In some communities, roughly half of families had at least one child with the condition, called nodding syndrome; by 2013, an estimated 1600 children in Uganda were affected. But the cause of the devastation was a mystery. Now, a study finds that a parasitic worm often found in the children might trigger the body’s own defenses to attack neurons.
The study doesn’t prove the worm is the culprit, but it “is the first to show that a cause-effect relationship is plausible,” says Hermann Feldmeier, a parasitologist at the Charité University Hospital in Berlin, who was not involved in the study.
The rash of cases in Uganda and South Sudan triggered an intense hunt for the cause, but searches for viruses, bacteria, environmental toxins, genetic factors, and nutritional deficits all came up empty. One key clue: Areas with nodding syndrome also had high rates of onchocerciasis, an infection with the parasitic worm Onchocerca volvulus. Spread through the bites of black flies, which breed in swift-flowing streams, the worms can invade the eye, and the infection is commonly known as river blindness. The World Health Organization estimates that at least 18 million people, most in sub-Saharan Africa, are infected.
Researchers had suggested as early as the 1960s that high rates of epilepsy in Tanzania, with similar nodding symptoms, might be related to onchocerciasis. Others have noted that children with nodding syndrome are more likely to be infected than their healthy peers. But there’s no evidence that the worm invades the brain or directly causes seizures.
Some researchers suggested that the worm instead causes an autoimmune reaction that damages the nervous system. Searches for antibodies that might play an autoimmune role had come up empty. But neuroimmunologists Avindra Nath and Tory Johnson of the National Institutes of Health in Bethesda, Maryland, decided to use an improved protein chip to screen for antibodies to thousands of proteins at once.
The new tool proved its worth. Blood from nodding syndrome patients reacted strongly to four proteins; in the case of one protein, called leiomodin-1, patient sera reacted 33,000 times more strongly than did sera from unaffected controls. The researchers then looked for the antibodies causing the reaction. As they report this week in Science Translational Medicine, antibodies to leiomodin-1 turned up in 29 of 55 nodding syndrome patients but only 17 of 55 controls. Patients also carried much higher antibody levels than controls.

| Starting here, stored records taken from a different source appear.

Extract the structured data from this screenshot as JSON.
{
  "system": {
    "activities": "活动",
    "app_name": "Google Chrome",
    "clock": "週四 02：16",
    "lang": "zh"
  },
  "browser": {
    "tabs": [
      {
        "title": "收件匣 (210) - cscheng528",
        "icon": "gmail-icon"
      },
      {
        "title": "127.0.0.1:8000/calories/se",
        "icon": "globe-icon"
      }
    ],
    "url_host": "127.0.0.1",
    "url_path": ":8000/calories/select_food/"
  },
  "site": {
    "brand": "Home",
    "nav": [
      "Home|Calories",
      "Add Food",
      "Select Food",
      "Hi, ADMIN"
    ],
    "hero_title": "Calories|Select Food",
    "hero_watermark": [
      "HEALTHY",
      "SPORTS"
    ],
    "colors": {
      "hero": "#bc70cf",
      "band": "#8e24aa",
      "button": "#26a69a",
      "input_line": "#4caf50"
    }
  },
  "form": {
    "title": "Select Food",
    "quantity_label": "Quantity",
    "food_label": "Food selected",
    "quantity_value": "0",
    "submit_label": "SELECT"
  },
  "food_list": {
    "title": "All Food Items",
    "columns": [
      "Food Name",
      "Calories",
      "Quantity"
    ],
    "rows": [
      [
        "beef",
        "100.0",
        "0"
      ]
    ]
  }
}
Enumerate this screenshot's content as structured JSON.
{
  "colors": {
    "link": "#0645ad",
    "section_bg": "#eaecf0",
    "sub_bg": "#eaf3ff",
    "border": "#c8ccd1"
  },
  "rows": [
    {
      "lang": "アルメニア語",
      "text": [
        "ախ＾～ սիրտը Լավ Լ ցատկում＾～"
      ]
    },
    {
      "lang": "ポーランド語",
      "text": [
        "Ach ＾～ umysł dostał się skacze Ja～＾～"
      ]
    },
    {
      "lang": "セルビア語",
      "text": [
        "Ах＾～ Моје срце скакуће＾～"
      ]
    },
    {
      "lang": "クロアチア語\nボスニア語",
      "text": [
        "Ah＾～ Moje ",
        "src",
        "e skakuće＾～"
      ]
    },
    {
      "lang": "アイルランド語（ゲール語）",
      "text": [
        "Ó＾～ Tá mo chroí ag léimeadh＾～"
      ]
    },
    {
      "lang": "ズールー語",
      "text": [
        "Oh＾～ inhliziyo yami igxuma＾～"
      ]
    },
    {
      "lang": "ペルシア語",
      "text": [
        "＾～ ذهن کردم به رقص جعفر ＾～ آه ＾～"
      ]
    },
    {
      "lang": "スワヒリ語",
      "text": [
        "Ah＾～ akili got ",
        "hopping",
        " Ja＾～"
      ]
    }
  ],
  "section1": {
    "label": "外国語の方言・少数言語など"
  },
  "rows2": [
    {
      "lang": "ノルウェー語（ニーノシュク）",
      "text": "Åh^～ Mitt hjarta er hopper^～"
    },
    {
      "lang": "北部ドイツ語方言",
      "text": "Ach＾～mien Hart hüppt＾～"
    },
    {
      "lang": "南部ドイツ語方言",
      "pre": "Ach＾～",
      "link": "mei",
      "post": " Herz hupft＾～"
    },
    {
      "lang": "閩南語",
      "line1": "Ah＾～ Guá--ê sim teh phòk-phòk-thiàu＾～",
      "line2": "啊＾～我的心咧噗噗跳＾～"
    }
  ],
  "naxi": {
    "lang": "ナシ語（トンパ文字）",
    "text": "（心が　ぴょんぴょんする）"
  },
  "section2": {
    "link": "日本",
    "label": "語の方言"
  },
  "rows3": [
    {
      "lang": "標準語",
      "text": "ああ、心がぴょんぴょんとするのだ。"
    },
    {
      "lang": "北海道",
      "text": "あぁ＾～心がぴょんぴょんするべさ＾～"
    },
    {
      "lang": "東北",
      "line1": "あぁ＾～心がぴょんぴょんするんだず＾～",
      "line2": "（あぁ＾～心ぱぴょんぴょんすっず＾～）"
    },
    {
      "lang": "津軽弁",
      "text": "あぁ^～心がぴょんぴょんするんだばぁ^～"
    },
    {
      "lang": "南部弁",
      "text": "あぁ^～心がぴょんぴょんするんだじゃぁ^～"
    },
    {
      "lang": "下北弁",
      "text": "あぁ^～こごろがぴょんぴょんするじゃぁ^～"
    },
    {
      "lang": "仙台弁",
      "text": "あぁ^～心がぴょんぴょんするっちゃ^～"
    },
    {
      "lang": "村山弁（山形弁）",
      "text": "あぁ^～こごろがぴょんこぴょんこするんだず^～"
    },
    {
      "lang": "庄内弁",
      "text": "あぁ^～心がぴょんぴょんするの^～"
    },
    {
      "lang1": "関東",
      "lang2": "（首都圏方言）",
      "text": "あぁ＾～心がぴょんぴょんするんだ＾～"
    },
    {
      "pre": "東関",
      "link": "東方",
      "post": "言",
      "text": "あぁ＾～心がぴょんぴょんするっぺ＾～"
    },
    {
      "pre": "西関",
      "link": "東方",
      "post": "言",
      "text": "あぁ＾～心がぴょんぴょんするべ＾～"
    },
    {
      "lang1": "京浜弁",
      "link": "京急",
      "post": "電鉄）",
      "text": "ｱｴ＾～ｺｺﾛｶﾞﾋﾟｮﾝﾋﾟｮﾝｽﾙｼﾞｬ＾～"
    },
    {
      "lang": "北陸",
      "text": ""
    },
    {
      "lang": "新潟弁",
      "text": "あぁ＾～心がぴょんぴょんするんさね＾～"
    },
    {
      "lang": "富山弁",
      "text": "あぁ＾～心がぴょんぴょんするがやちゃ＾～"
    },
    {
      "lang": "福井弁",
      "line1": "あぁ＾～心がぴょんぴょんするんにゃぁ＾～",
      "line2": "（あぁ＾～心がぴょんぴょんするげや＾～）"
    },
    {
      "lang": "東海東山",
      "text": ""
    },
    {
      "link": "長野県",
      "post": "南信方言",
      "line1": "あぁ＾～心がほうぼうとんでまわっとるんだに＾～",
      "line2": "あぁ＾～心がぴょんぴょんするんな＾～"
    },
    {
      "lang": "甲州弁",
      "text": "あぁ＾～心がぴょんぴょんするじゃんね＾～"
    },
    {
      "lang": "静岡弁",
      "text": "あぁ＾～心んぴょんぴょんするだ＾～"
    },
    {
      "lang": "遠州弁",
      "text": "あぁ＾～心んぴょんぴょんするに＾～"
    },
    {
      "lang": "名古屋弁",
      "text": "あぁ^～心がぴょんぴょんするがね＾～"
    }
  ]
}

Leiomodin-1, which likely plays a role in cell shape, is found in smooth muscle and thyroid cells. Johnson’s team showed that it is expressed in the nervous system and brain, too. They also found a clue to what might trigger an autoimmune reaction to the protein: Several O. volvulus proteins resemble it. After the immune system gears up to fight the worm, similarities between an O. volvulus protein and leiomodin-1 may cause the antibodies to mistakenly attack neurons.
The study gives little hope to children already affected, Nath says. Although antiseizure drugs can help, if the immune system has attacked neurons, the damage is likely permanent. However, the work could suggest a straightforward way to eliminate the disease, says infectious disease specialist Robert Colebunders of the University of Antwerp in Belgium, because the drug ivermectin kills the worm. Existing campaigns to eliminate river blindness by giving the drug could have a collateral benefit: After the Ugandan government stepped up ivermectin treatment, new cases of nodding syndrome plunged to nearly zero, Colebunders says. “If you eliminate the onchocerciasis, the epilepsy really disappears.”
Yet the link between the worm and nodding syndrome doesn’t explain why the illness suddenly appeared in a region where onchocerciasis has likely been common for centuries, or why nodding syndrome only affects children and youth. Johnson, now at Johns Hopkins University in Baltimore, Maryland, says malnutrition, exposure to other diseases, or genetic variation in how the body makes antibodies may also play a role. Other researchers have suggested that measles infection followed by malnutrition could trigger the disease.
Neurologist Erich Schmutzhard of the Medical University of Innsbruck in Austria has other doubts. He says that the leiomodin-1 antibodies could be a result of epilepsy, not its cause. The protein seems to be on the inside of neurons, not the outside, he notes. Seizures kill neurons, and he speculates that dying neurons could spill the protein into the blood stream, triggering the antibodies.
The onchocerciasis connection is intriguing but far from definitive, says neurologist Andrea Winkler of the Technical University of Munich in Germany. She, too, thinks the syndrome is likely caused by multiple factors, such as malnutrition, parasites, and viruses like measles. “There are still lots of links missing.”